In a letter sent May 13, South Dakota Representative Dusty Johnson urged the U.S. Secretary of Agriculture Sonny Perdue and U.S. Trade Representative Robert Lighthizer to find a meaningful solution to allow accurate labeling of U.S. beef.

South Dakota Farmers Union applauded Representative Johnson for his work for truth in labeling.

“Thank you. Your support for accurate labeling, comes at a time when U.S. cattle producers need hope. The situation is dire,” explained Doug Sombke, President of South Dakota Farmers Union, a family farm and ranch organization 19,000 members strong.

The situation Sombke referenced is the on-going loss of profits in the beef industry, exaggerated by the COVID-19 pandemic. On average, cattle producers are losing $247 per head on finished cattle.

“People have to be able to make a living. Young people are being driven away from farming because they aren’t able to make a living,” Sombke said.

Truthful labeling and beef profits

Since the 2015, repeal of Country-of-Origin-Labeling (COOL), meat packers have taken advantage of the situation, labeling cheaper, foreign meat as Product of the U.S.A.

Before it’s repeal, COOL allowed retailers and their shoppers the choice of whether or not they wanted to purchase U.S. beef. And most often, U.S. cattle producers received more than foreign producers for the high-quality product they raised. Better prices not only paid for quality beef, it helped cover costs associated with U.S. cattle producers’ mandatory compliance with strict regulations that ensure animals are humanely raised, resources are protected and meat is safe.

Without labeling standards, the beef markets dropped by more than 60 percent. Without proper labeling, shoppers no longer knew the difference and meat packers could blend premium U.S. ground beef with low-quality, unregulated foreign-raised ground beef.

Then, COVID-19 exposed price gouging. As cattle markets plummeted, the packers began charging grocery stores record prices – in some cases, 55 percent more than what they paid cattle producers. Consumers’ took notice.

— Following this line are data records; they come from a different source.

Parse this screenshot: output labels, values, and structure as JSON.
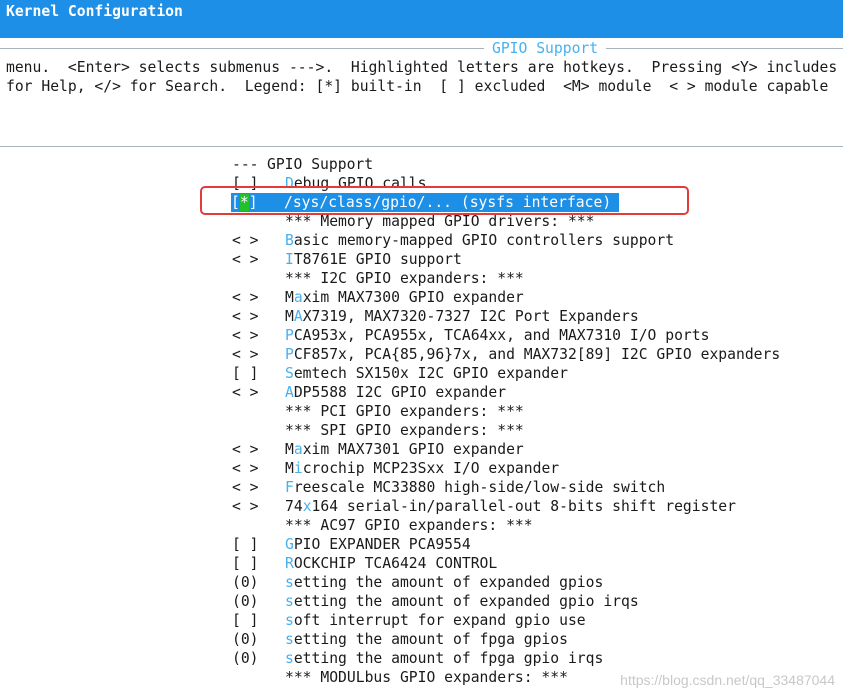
{
  "window": {
    "title": "Kernel Configuration"
  },
  "dialog": {
    "title": "GPIO Support",
    "help_lines": [
      "menu.  <Enter> selects submenus --->.  Highlighted letters are hotkeys.  Pressing <Y> includes",
      "for Help, </> for Search.  Legend: [*] built-in  [ ] excluded  <M> module  < > module capable"
    ]
  },
  "menu": {
    "items": [
      {
        "mark": "---",
        "hot": "",
        "rest": "GPIO Support"
      },
      {
        "mark": "[ ]",
        "hot": "D",
        "rest": "ebug GPIO calls"
      },
      {
        "mark": "[*]",
        "hot": "",
        "rest": "/sys/class/gpio/... (sysfs interface)",
        "selected": true
      },
      {
        "mark": "",
        "hot": "",
        "rest": "*** Memory mapped GPIO drivers: ***"
      },
      {
        "mark": "< >",
        "hot": "B",
        "rest": "asic memory-mapped GPIO controllers support"
      },
      {
        "mark": "< >",
        "hot": "I",
        "rest": "T8761E GPIO support"
      },
      {
        "mark": "",
        "hot": "",
        "rest": "*** I2C GPIO expanders: ***"
      },
      {
        "mark": "< >",
        "pre": "M",
        "hot": "a",
        "rest": "xim MAX7300 GPIO expander"
      },
      {
        "mark": "< >",
        "pre": "M",
        "hot": "A",
        "rest": "X7319, MAX7320-7327 I2C Port Expanders"
      },
      {
        "mark": "< >",
        "hot": "P",
        "rest": "CA953x, PCA955x, TCA64xx, and MAX7310 I/O ports"
      },
      {
        "mark": "< >",
        "hot": "P",
        "rest": "CF857x, PCA{85,96}7x, and MAX732[89] I2C GPIO expanders"
      },
      {
        "mark": "[ ]",
        "hot": "S",
        "rest": "emtech SX150x I2C GPIO expander"
      },
      {
        "mark": "< >",
        "hot": "A",
        "rest": "DP5588 I2C GPIO expander"
      },
      {
        "mark": "",
        "hot": "",
        "rest": "*** PCI GPIO expanders: ***"
      },
      {
        "mark": "",
        "hot": "",
        "rest": "*** SPI GPIO expanders: ***"
      },
      {
        "mark": "< >",
        "pre": "M",
        "hot": "a",
        "rest": "xim MAX7301 GPIO expander"
      },
      {
        "mark": "< >",
        "pre": "M",
        "hot": "i",
        "rest": "crochip MCP23Sxx I/O expander"
      },
      {
        "mark": "< >",
        "hot": "F",
        "rest": "reescale MC33880 high-side/low-side switch"
      },
      {
        "mark": "< >",
        "pre": "74",
        "hot": "x",
        "rest": "164 serial-in/parallel-out 8-bits shift register"
      },
      {
        "mark": "",
        "hot": "",
        "rest": "*** AC97 GPIO expanders: ***"
      },
      {
        "mark": "[ ]",
        "hot": "G",
        "rest": "PIO EXPANDER PCA9554"
      },
      {
        "mark": "[ ]",
        "hot": "R",
        "rest": "OCKCHIP TCA6424 CONTROL"
      },
      {
        "mark": "(0)",
        "hot": "s",
        "rest": "etting the amount of expanded gpios"
      },
      {
        "mark": "(0)",
        "hot": "s",
        "rest": "etting the amount of expanded gpio irqs"
      },
      {
        "mark": "[ ]",
        "hot": "s",
        "rest": "oft interrupt for expand gpio use"
      },
      {
        "mark": "(0)",
        "hot": "s",
        "rest": "etting the amount of fpga gpios"
      },
      {
        "mark": "(0)",
        "hot": "s",
        "rest": "etting the amount of fpga gpio irqs"
      },
      {
        "mark": "",
        "hot": "",
        "rest": "*** MODULbus GPIO expanders: ***"
      }
    ]
  },
  "watermark": "https://blog.csdn.net/qq_33487044",
  "colors": {
    "titlebar": "#1e8fe6",
    "hotkey": "#49b0ef",
    "selection": "#1e8fe6",
    "star": "#22c02a",
    "annotation_box": "#e53a3a"
  }
}
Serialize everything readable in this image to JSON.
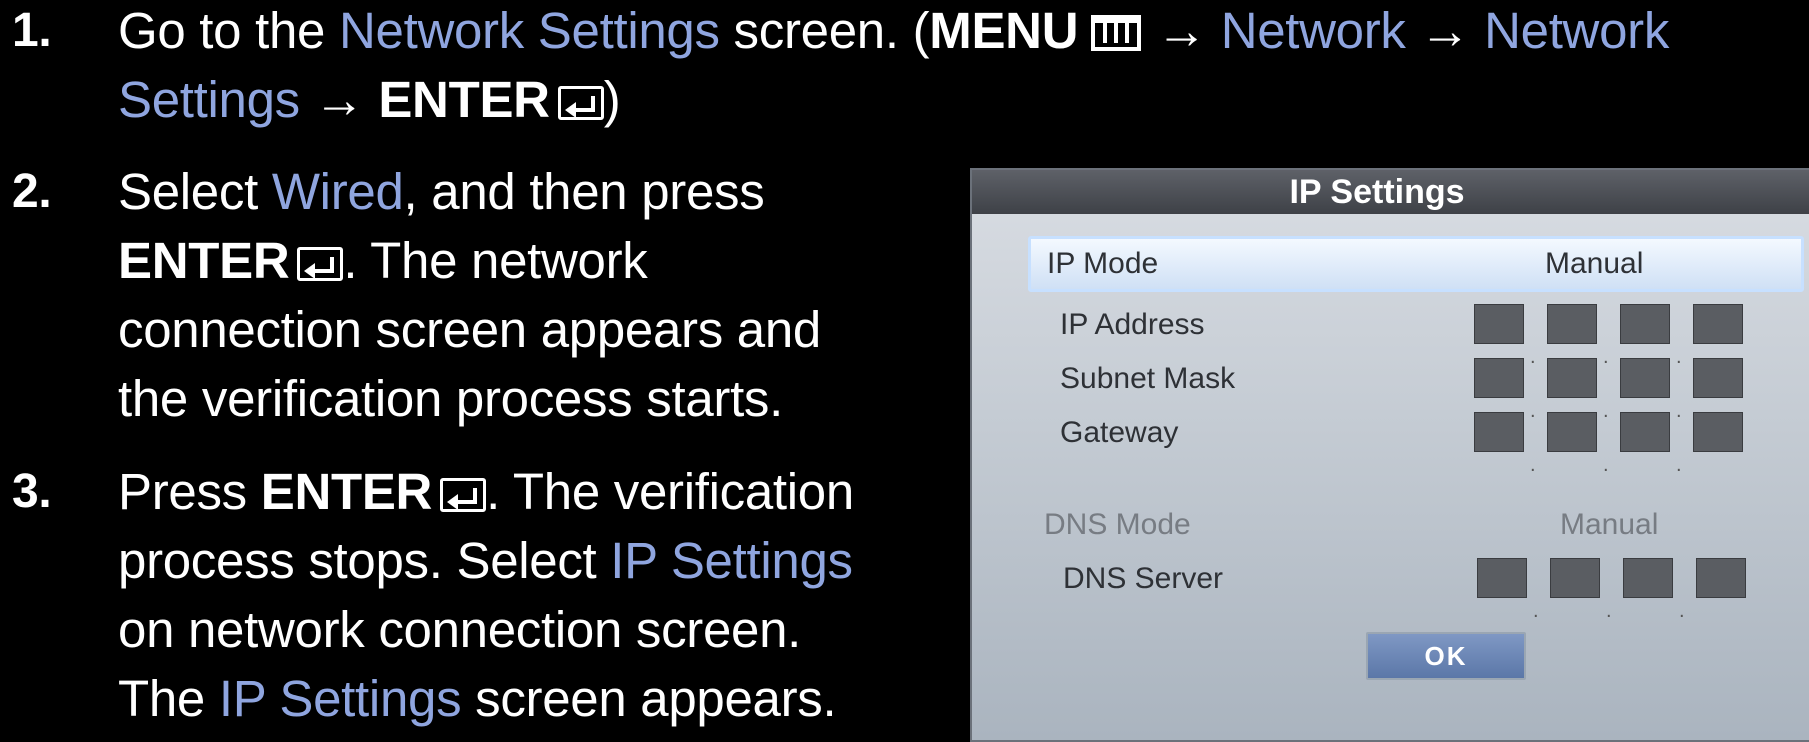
{
  "steps": [
    {
      "num": "1.",
      "lines": [
        [
          {
            "t": "Go to the "
          },
          {
            "t": "Network Settings",
            "c": "hl"
          },
          {
            "t": " screen. ("
          },
          {
            "t": "MENU",
            "c": "b"
          },
          {
            "icon": "menu"
          },
          {
            "t": " → "
          },
          {
            "t": "Network",
            "c": "hl"
          },
          {
            "t": " → "
          },
          {
            "t": "Network",
            "c": "hl"
          }
        ],
        [
          {
            "t": "Settings",
            "c": "hl"
          },
          {
            "t": " → "
          },
          {
            "t": "ENTER",
            "c": "b"
          },
          {
            "icon": "enter"
          },
          {
            "t": ")"
          }
        ]
      ]
    },
    {
      "num": "2.",
      "lines": [
        [
          {
            "t": "Select "
          },
          {
            "t": "Wired",
            "c": "hl"
          },
          {
            "t": ", and then press"
          }
        ],
        [
          {
            "t": "ENTER",
            "c": "b"
          },
          {
            "icon": "enter"
          },
          {
            "t": ". The network"
          }
        ],
        [
          {
            "t": "connection screen appears and"
          }
        ],
        [
          {
            "t": "the verification process starts."
          }
        ]
      ]
    },
    {
      "num": "3.",
      "lines": [
        [
          {
            "t": "Press "
          },
          {
            "t": "ENTER",
            "c": "b"
          },
          {
            "icon": "enter"
          },
          {
            "t": ". The verification"
          }
        ],
        [
          {
            "t": "process stops. Select "
          },
          {
            "t": "IP Settings",
            "c": "hl"
          }
        ],
        [
          {
            "t": "on network connection screen."
          }
        ],
        [
          {
            "t": "The "
          },
          {
            "t": "IP Settings",
            "c": "hl"
          },
          {
            "t": " screen appears."
          }
        ]
      ]
    }
  ],
  "dialog": {
    "title": "IP Settings",
    "ip_mode_label": "IP Mode",
    "ip_mode_value": "Manual",
    "ip_address_label": "IP Address",
    "subnet_mask_label": "Subnet Mask",
    "gateway_label": "Gateway",
    "dns_mode_label": "DNS Mode",
    "dns_mode_value": "Manual",
    "dns_server_label": "DNS Server",
    "ok_label": "OK"
  },
  "colors": {
    "highlight": "#8fa5df",
    "background": "#000000"
  }
}
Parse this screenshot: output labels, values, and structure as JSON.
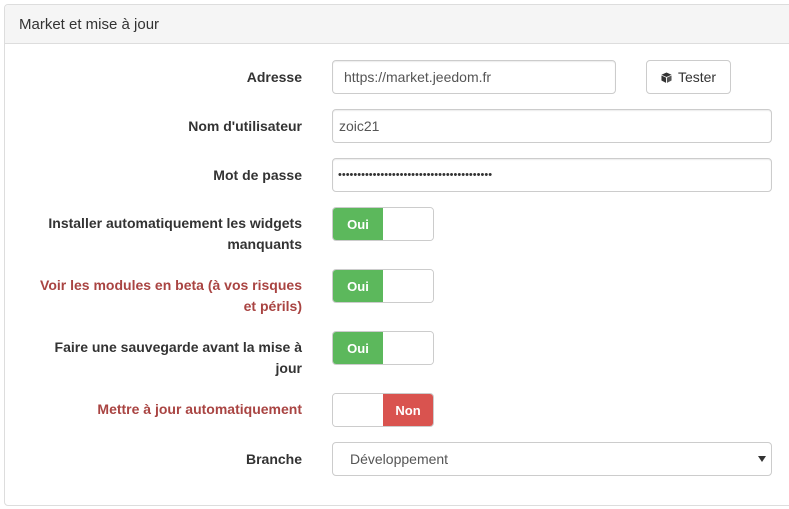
{
  "panel": {
    "title": "Market et mise à jour"
  },
  "fields": {
    "address": {
      "label": "Adresse",
      "value": "https://market.jeedom.fr"
    },
    "test_button": {
      "label": "Tester",
      "icon": "cube-icon"
    },
    "username": {
      "label": "Nom d'utilisateur",
      "value": "zoic21"
    },
    "password": {
      "label": "Mot de passe",
      "value": "••••••••••••••••••••••••••••••••••••••••"
    },
    "auto_widgets": {
      "label_line1": "Installer automatiquement les widgets",
      "label_line2": "manquants",
      "state": "Oui"
    },
    "beta_modules": {
      "label_line1": "Voir les modules en beta (à vos risques",
      "label_line2": "et périls)",
      "state": "Oui"
    },
    "backup_before_update": {
      "label_line1": "Faire une sauvegarde avant la mise à",
      "label_line2": "jour",
      "state": "Oui"
    },
    "auto_update": {
      "label": "Mettre à jour automatiquement",
      "state": "Non"
    },
    "branch": {
      "label": "Branche",
      "value": "Développement"
    }
  },
  "colors": {
    "on": "#5cb85c",
    "off": "#d9534f",
    "warning_label": "#a94442"
  }
}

In his May 13 letter, Representative Johnson stated, “As the COVID-19 pandemic unfolds, it has enlightened many consumers as to the importance of domestic food security. Beef products processed and packaged outside of the United States would not be eligible for a new label. We encourage USDA to expedite that rulemaking and fix this loophole. Products repackaged in the US should not be awarded the same seal as the products our ranchers and feeders produce.”

For decades, South Dakota Farmers Union testified before the USDA and lobbied for labeling oversight.

“This has been one of the issues we have worked tirelessly on because without labeling, even though we have a superior product, our producers cannot compete,” said Sombke.